Europe Martyrs May Saints

Saint Joan of Arc

Feast Day: May 30

How to make Crème Brûlée

Today I am feasting with… Saint Joan of Arc.

Icon of Saint Joan of Arc

To celebrate her feast day, I’m making Crème Brûlée, a traditional French dessert. Making a Crème Brûlée can seem intimidating, but I hope these words from Saint Joan will inspire you to give it a try!

I am not afraid. I was born to do this.
-Saint Joan of Arc

The Life of Saint Joan

Joan was born in Domrémy, France and is nicknamed “The Maid of Orléans”. When she was thirteen years old, Saint Michael the Archangel, Saint Margaret, and Saint Catherine of Alexandria appeared to Joan, instructing her to help Charles VII free France from English domination.

On April 29th, 1429, Joan arrived in Orléans to help rally the French troops against the English. On May 8th, only 9 days later, the English retreated from Orléans and the battle was over.

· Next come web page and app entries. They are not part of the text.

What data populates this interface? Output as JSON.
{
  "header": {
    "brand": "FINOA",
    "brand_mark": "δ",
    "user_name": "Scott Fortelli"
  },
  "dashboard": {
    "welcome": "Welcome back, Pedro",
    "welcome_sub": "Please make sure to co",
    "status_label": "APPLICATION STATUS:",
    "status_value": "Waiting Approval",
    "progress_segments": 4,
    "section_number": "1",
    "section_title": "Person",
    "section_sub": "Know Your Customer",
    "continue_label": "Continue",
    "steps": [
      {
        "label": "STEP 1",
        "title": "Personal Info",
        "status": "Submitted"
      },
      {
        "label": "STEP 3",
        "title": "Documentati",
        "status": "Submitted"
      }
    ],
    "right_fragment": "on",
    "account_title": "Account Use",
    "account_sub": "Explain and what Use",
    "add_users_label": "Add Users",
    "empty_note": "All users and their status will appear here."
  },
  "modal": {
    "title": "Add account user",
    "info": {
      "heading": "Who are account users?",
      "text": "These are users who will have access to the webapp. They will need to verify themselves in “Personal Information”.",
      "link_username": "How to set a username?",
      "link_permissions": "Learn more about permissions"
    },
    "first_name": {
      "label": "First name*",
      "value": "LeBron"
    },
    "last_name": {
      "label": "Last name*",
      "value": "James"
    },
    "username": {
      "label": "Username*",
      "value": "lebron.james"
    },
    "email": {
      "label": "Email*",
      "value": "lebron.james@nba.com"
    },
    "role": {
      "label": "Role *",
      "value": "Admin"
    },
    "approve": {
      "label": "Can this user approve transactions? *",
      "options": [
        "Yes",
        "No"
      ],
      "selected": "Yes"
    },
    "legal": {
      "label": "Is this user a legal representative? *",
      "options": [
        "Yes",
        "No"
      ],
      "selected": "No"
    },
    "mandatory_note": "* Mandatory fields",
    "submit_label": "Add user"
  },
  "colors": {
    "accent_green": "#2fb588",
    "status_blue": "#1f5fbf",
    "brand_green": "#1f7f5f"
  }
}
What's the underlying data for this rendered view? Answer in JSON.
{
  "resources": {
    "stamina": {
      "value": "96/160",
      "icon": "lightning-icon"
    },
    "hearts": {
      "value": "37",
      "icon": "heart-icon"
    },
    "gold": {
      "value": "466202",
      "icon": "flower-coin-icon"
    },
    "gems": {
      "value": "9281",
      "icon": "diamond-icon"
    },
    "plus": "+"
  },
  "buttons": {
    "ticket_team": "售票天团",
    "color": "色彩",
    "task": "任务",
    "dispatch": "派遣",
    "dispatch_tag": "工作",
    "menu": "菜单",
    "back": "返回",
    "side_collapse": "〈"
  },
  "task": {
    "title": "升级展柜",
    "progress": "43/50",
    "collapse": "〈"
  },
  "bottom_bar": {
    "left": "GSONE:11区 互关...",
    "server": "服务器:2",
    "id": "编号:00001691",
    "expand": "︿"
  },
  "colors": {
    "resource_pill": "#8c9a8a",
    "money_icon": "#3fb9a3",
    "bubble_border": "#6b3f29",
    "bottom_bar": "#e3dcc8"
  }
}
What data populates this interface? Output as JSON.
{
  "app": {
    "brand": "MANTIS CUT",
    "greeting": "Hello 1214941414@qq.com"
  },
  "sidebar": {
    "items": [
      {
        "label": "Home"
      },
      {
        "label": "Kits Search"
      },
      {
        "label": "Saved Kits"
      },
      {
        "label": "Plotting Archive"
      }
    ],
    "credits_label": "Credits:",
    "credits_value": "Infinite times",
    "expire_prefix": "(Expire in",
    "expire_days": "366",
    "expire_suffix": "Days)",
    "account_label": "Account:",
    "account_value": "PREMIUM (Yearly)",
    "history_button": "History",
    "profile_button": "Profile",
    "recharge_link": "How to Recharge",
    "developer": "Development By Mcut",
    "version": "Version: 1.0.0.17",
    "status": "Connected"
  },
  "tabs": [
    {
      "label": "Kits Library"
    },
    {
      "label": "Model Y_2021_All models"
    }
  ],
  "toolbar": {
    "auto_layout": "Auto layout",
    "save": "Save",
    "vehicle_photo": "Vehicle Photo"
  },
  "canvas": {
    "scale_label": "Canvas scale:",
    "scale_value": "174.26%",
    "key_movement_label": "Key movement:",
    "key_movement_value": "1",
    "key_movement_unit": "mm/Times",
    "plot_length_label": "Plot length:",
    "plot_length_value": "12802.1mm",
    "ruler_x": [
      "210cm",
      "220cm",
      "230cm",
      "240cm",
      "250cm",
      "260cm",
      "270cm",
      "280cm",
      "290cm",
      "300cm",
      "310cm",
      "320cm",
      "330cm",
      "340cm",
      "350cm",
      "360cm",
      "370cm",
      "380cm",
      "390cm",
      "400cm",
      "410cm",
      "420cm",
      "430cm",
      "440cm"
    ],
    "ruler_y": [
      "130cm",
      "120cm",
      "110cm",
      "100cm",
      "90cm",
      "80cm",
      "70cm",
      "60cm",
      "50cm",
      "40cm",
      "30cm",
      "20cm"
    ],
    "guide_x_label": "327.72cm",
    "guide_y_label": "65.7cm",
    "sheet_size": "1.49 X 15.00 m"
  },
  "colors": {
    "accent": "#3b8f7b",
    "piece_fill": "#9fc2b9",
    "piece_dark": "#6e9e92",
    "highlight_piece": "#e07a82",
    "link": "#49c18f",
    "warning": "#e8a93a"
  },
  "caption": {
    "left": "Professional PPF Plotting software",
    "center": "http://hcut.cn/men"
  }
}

Joan would go on to help the French win several battles before she was captured on May 23rd, 1430 in Margny, just north of Compiègne. After several escape attempts, the English moved Joan to the city of Rouen where she would stand trial for heresy and cross dressing.

On May 30th, 1431, The English tied Joan to a tall pillar, set her on fire, and burned her to death. After she died, the English raked the coals to expose Joan’s charred body to prove that she did not escape. Afterwards, the English burned her body twice more to completely reduce it to ashes to prevent the collection of relics. Afterwards, the English dumped her remains in the Seine river.

Joan was nineteen years old when she died. Pope Benedict XV canonized Saint Joan of Arc on May 16th, in the year of our Lord, 1920. We celebrate her feast day on May 30th, and she is the patron saint of France and military personnel.

Saint Joan of Arc, pray for us!

How to make Crème Brûlée